Not having received any response from Your Holiness, we have reached the decision to ask You, respectfully and humbly, for an Audience, together if Your Holiness would like. We attach, as is the practice, an Audience Sheet in which we present the two points we wish to discuss with you.
Most Holy Father,
A year has now gone by since the publication of “Amoris Laetitia.” During this time, interpretations of some objectively ambiguous passages of the post-synodal Exhortation have publicly been given that are not divergent from but contrary to the permanent Magisterium of the Church. Despite the fact that the Prefect of the Doctrine of the Faith has repeatedly declared that the doctrine of the Church has not changed, numerous statements have appeared from individual Bishops, Cardinals, and even Episcopal Conferences, approving what the Magisterium of the Church has never approved. Not only access to the Holy Eucharist for those who objectively and publicly live in a situation of grave sin, and intend to remain in it, but also a conception of moral conscience contrary to the Tradition of the Church. And so it is happening – how painful it is to see this! – that what is sin in Poland is good in Germany, that what is prohibited in the archdiocese of Philadelphia is permitted in Malta. And so on. One is reminded of the bitter observation of B. Pascal: “Justice on this side of the Pyrenees, injustice on the other; justice on the left bank of the river, injustice on the right bank.”

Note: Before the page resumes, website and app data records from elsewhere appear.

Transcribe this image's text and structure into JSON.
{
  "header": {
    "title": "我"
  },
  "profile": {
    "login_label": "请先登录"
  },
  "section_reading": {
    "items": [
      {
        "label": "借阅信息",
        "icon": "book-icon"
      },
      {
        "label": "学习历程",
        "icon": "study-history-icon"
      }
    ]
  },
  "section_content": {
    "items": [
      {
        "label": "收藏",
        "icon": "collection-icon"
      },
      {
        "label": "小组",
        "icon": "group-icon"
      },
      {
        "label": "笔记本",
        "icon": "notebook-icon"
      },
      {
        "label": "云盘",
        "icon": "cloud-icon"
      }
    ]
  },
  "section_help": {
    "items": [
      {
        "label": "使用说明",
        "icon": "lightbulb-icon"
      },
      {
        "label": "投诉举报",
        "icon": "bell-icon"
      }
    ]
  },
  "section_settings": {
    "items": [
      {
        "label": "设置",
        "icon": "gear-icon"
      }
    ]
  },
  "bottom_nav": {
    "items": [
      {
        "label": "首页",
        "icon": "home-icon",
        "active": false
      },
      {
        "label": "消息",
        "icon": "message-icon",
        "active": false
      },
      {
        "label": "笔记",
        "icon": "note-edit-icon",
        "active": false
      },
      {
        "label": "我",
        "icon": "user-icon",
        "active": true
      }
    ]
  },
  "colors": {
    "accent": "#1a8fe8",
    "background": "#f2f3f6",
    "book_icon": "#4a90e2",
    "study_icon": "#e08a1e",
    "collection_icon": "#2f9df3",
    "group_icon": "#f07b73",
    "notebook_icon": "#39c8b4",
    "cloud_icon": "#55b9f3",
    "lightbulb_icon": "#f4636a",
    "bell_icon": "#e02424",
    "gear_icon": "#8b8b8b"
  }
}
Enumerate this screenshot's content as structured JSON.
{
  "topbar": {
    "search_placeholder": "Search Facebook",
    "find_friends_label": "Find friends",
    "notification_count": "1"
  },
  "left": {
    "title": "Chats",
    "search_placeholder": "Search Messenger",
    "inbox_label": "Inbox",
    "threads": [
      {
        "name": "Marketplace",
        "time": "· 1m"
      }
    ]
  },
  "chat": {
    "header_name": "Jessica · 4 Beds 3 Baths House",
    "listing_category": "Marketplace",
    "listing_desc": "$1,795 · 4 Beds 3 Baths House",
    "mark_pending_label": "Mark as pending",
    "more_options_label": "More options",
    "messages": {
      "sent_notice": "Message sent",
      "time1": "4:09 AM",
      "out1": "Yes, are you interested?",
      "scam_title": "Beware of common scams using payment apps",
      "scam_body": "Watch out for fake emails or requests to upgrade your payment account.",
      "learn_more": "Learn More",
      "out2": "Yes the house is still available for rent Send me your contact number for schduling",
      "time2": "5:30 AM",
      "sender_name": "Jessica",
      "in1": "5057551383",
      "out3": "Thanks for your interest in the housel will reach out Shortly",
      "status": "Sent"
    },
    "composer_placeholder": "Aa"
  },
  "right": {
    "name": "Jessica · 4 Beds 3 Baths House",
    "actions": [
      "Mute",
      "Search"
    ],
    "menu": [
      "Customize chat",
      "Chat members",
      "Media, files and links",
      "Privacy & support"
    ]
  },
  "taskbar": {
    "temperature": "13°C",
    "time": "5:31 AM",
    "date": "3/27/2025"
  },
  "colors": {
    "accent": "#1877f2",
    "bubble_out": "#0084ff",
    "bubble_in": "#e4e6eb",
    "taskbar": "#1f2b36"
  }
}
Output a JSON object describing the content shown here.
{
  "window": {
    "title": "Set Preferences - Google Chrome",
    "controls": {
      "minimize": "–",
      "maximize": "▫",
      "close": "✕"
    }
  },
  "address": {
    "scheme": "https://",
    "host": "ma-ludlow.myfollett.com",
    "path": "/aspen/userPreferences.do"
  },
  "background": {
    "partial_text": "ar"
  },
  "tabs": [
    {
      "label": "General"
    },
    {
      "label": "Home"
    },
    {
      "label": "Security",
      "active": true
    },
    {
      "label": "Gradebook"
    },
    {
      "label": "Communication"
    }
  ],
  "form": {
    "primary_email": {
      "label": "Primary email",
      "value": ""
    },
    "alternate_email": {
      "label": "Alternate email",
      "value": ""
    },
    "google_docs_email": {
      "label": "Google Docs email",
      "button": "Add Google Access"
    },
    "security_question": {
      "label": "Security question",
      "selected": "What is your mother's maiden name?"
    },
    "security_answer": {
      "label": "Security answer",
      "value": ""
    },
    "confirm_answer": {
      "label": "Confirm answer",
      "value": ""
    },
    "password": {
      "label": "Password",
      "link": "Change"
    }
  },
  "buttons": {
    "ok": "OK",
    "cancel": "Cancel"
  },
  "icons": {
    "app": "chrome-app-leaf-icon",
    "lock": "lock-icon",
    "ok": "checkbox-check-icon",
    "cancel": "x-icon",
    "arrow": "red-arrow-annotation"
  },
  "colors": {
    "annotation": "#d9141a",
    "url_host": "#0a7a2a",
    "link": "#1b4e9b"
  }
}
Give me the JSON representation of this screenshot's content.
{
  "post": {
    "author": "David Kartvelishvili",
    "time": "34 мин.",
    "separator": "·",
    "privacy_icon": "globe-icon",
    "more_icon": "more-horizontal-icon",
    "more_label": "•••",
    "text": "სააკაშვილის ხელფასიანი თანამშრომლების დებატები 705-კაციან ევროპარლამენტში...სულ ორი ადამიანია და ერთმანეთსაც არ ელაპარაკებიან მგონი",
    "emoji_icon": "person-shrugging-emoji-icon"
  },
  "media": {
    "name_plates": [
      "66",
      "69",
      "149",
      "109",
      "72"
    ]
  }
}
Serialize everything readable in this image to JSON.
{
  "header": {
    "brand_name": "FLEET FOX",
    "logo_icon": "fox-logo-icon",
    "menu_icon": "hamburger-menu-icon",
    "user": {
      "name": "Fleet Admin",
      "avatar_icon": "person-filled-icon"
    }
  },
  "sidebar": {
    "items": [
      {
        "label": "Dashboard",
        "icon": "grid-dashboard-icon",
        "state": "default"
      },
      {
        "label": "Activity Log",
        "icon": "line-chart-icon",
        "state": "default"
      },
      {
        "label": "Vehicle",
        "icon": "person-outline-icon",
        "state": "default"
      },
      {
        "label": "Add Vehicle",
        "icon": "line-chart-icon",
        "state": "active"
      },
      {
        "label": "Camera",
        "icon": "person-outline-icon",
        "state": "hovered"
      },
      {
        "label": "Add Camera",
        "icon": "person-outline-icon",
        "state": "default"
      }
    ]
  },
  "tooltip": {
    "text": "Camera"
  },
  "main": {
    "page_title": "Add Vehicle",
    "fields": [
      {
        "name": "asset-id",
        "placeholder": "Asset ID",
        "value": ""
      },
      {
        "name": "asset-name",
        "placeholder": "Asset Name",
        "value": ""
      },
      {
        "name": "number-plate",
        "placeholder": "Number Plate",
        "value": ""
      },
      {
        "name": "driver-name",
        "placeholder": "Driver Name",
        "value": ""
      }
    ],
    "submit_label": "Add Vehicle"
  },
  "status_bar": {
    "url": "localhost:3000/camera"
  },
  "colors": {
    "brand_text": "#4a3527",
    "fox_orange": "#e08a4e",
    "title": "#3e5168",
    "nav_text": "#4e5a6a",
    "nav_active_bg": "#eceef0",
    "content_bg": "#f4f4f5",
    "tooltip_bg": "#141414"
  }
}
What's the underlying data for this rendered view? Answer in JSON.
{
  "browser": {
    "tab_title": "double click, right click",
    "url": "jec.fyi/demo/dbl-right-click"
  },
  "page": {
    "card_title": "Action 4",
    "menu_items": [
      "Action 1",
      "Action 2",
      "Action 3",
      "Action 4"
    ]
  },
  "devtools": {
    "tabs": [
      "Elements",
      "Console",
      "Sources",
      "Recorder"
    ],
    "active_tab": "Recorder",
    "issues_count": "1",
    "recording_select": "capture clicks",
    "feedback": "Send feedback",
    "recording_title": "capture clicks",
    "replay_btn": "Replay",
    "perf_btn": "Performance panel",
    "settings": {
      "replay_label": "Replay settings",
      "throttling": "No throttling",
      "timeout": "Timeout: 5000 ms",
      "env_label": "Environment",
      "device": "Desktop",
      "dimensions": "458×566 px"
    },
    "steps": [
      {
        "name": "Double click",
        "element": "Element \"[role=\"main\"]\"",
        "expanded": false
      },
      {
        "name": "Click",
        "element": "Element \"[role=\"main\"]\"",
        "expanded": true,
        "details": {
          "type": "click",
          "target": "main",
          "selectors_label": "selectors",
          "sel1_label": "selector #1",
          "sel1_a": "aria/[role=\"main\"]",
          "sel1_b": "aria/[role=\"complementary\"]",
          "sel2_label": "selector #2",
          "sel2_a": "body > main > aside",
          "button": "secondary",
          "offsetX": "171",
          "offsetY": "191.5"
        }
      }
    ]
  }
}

Numerous competent lay faithful, who are deeply in love with the Church and staunchly loyal to the Apostolic See, have turned to their Pastors and to Your Holiness in order to be confirmed in the Holy Doctrine concerning the three sacraments of Marriage, Confession, and the Eucharist. And in these very days, in Rome, six lay faithful, from every Continent, have presented a very well-attended study seminar with the meaningful title: “Bringing clarity.”
Faced with this grave situation, in which many Christian communities are being divided, we feel the weight of our responsibility, and our conscience impels us to ask humbly and respectfully for an Audience.
May Your Holiness remember us in Your prayers, as we pledge to remember You in ours. And we ask for the gift of Your Apostolic Blessing.
Carlo Card. Caffarra [Ed: pictured above]
Rome, April 25, 2017
Feast of Saint Mark the Evangelist – Source
1. Request for clarification of the five points indicated by the “dubia;” reasons for this request.
2. Situation of confusion and disorientation, especially among pastors of souls, in primis parish priests.
The absolutely scandalous writings of Monsignor Basil Loftus, the Leeds priest who lives in the Scottish Highlands (a mystery in itself) continue to savage Cardinal Burke and anyone else who dares to question Amoris Laetitia. This week, Cardinal Burke is rudely told to “get a life”. That is, to stop “[yearning] for “all the episcopal carnival costume, music-hall headgear for the clergy, clerical dominance, virtual contempt for women, effective contempt for laity, legalism, literalism and dogmatism which were the hall-marks of the pre-conciliar Church.”
Yip – for 2,000 years, since the time of Christ Himself until 1962, the above describes the Church; in the new Religion for Dummies, nothing, absolutely nothing, was right until Vatican II. When Our Lord promised his Apostles that He would send the Holy Spirit upon them to remind them of all that He had taught etc. He simply forgot to mention that said descent of the Holy Ghost wouldn’t occur until 1962.
So, what are we to make of the fact that Papa Francis steadfastly refuses to respond to the concerns of his cardinals in the matter of the unchangeable teaching of Christ on marriage, beyond the self-evident fact that it encourages blatant dissenters like Mgr Loftus to continue with their assaults on Holy Mother Church? Is there anything that can be done to force the Pope to respond?